==== RAW DATA ====

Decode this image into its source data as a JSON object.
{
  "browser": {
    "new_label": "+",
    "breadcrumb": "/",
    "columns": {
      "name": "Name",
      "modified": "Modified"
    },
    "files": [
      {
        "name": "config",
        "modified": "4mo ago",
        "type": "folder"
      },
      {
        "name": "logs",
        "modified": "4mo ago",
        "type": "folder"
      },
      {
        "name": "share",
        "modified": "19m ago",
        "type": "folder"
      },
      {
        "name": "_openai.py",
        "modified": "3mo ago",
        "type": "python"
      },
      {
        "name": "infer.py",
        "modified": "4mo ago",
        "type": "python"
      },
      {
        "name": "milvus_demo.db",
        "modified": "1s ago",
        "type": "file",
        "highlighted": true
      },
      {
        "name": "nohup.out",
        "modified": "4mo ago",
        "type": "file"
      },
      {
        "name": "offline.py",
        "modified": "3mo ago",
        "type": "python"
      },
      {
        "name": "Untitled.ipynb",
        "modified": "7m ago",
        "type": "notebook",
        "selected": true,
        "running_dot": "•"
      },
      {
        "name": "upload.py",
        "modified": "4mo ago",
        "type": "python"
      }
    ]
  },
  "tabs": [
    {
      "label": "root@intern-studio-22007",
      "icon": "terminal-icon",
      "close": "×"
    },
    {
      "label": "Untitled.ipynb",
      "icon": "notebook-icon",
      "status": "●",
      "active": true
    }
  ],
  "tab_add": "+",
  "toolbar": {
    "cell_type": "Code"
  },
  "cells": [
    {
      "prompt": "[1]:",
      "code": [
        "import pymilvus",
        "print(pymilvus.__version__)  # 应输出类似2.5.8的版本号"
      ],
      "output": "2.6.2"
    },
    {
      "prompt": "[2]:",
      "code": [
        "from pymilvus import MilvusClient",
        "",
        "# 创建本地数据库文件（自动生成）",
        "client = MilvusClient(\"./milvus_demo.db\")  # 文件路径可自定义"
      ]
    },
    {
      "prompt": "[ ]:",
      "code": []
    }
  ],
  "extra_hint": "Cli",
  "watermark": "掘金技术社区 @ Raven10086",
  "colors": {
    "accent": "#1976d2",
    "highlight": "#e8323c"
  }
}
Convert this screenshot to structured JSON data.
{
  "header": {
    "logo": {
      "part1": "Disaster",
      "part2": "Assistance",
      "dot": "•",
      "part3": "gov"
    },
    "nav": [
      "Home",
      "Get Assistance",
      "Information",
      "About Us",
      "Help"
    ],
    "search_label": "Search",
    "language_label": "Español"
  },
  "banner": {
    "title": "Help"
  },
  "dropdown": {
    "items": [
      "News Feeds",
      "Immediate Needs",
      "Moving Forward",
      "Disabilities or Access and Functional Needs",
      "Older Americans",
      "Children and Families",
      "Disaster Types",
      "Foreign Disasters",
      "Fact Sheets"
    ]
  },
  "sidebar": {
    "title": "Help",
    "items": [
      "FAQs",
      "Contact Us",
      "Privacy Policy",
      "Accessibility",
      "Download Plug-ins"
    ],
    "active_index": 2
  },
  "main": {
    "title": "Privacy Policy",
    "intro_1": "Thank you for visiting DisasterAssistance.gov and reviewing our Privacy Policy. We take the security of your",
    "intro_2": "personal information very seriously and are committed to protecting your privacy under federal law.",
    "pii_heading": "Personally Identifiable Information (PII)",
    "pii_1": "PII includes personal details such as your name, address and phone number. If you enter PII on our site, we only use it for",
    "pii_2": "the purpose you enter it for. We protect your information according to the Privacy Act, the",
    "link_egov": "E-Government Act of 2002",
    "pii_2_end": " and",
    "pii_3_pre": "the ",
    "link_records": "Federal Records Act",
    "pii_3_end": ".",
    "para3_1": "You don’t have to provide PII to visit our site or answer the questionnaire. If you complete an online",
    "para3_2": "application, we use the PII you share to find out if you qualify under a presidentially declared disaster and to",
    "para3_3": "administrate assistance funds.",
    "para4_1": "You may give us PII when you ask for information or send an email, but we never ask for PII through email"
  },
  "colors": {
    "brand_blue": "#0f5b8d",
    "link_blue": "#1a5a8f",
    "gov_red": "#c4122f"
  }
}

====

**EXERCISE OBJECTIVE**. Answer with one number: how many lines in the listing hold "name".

**REPLY**. 12